Problem in America is our hyper PC sensitivity when it comes to Islam. People have no problem challenging or criticizing Christianity or Judaism but when it comes to Islam everybody become mute, of course this wouldn’t have anything to do with acts of violence and threats of violence that are committed by Muslims when they are offended. If there are truly moderate Muslims they need to speak up and challenge the fundamentalist. Moderate Muslims only seem to pop up after a fundamentalist commits an act of violence and tells us non-Muslims that this is not Islam. Hey don’t tell me, tell the Islamic fundamentalist.

The_Editrix said...

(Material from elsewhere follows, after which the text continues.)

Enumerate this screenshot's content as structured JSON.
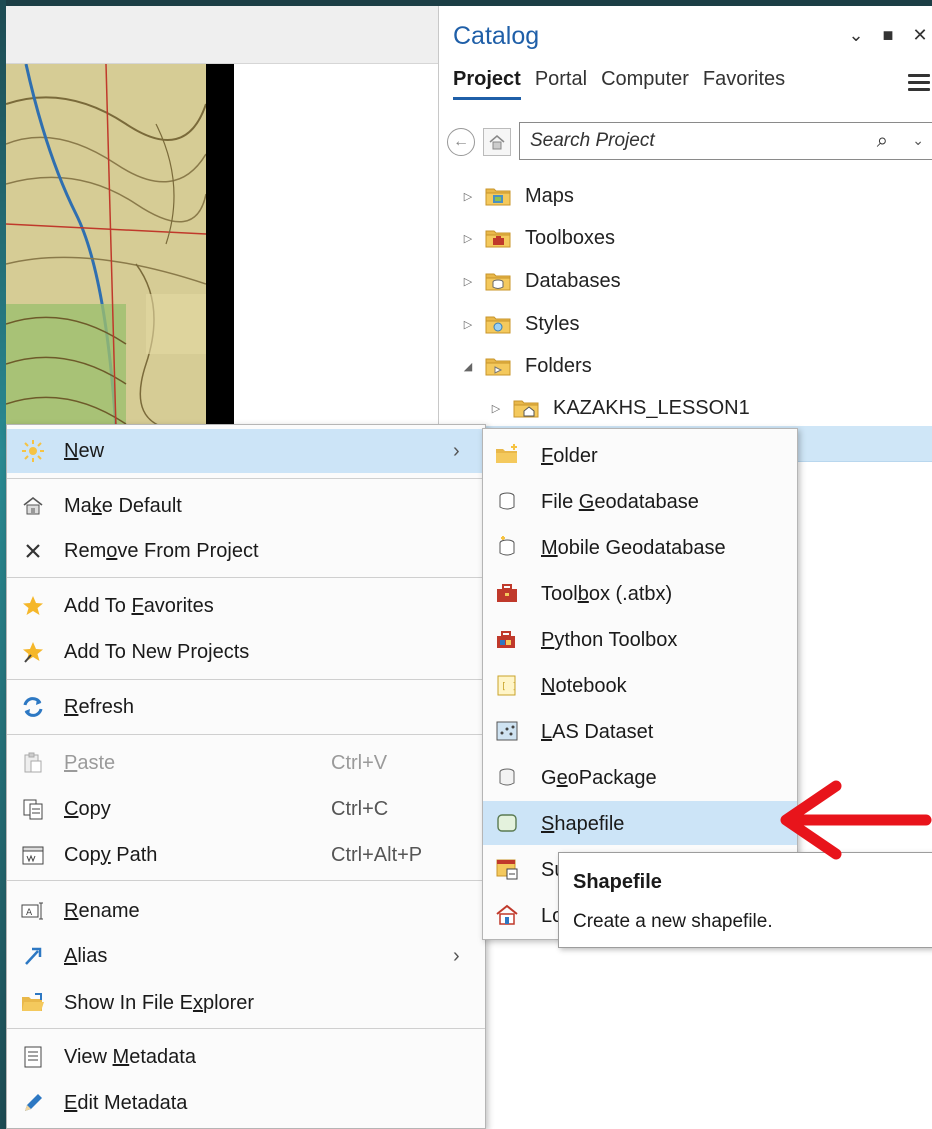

Thank you all for your helpful comments. I will put them up in the original entry for better visibility. A lot of readers don't bother to click on "comments", something these dont't deserve.

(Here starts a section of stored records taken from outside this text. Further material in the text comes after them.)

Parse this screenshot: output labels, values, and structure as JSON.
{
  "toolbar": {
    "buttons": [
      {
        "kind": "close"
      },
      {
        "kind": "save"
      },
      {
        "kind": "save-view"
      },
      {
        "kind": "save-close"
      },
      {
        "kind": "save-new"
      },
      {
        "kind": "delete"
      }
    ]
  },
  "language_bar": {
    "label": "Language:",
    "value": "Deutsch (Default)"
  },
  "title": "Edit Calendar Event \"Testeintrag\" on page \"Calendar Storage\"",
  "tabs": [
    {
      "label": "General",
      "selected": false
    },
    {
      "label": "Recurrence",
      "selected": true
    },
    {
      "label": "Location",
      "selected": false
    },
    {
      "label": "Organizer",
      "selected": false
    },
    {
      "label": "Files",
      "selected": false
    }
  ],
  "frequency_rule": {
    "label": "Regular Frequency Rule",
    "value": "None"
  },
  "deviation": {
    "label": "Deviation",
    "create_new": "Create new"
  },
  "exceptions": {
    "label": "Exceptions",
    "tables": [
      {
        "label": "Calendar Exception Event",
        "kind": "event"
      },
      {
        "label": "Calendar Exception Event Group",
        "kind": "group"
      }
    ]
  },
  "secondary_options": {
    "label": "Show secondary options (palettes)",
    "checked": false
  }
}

The_Editrix said...

JC, as you are a newcomer here, let me thank you specifically and tell you that you have a most interesting blog.

Ducky's here said...

Somebody please remind Alligator that the reason the Orthodox Church hasn't been approved is a direct result of actions by the church.

Port Authority of New York has bent over backwards and offered them 40 million to replace a structure that was little more than a storefront.

The Orthodox Church has even asked for changes to the BOMB SCREENING facility which should give you an idea of how irrational they have been.

Catch a clue, Alligator, before you start with the standard Glenn Beck lies.

Islam as a pretty long history in that area going back to Little Syria well over a hundred years ago and the plans for this facility pre-date 9-11. However, you seem quite willing to join with those who would cynically use the victims of 9/11 (a friend of my late father was on Flight 11).

The site has passed all legal planning and zoning reviews and all that's holding it up is extra legal noise from the likes of Pam Geller and Robert Spencer. Saying that the mosque, which has passed all citing requirements needs the approval of the likes of Geller is an absolute denial of process. Clowns like Geller and Spencer have no legal standing in this matter.

Ducky's here said...

... in fact it would be quite easy to argue this as an equal protection matter. A synagogue or church having passed all the civil review requirements would not face this extra legal noise and backlash from gutless pols like The Black Bush and Harry Reed.

It's a denial of equal protection, which violates your precious Constitution, Alligator, not that the right is very concerned about that document when they don't see it working in their favor.

fpb said...

Ducky, I am not sure about the rest, but one thing I can tell you is that to say that "Islam has a long history" with south Manhattan "beginning with Little Syria" is vile propaganda of the worst kind. America's Little Syrias, like her Little Armenias, were refugee camps for desperate Eastern Christians escaping Muslim genocide. The fact that the Orthodox Patriarchate of Antioch has more members and more churches in the United States than in its Syrian homeland should tell its own story. I don't know whether you were being disingenuous or just swallowing someone else's lies, but try and keep your lips clean of bloody lies next time, OK?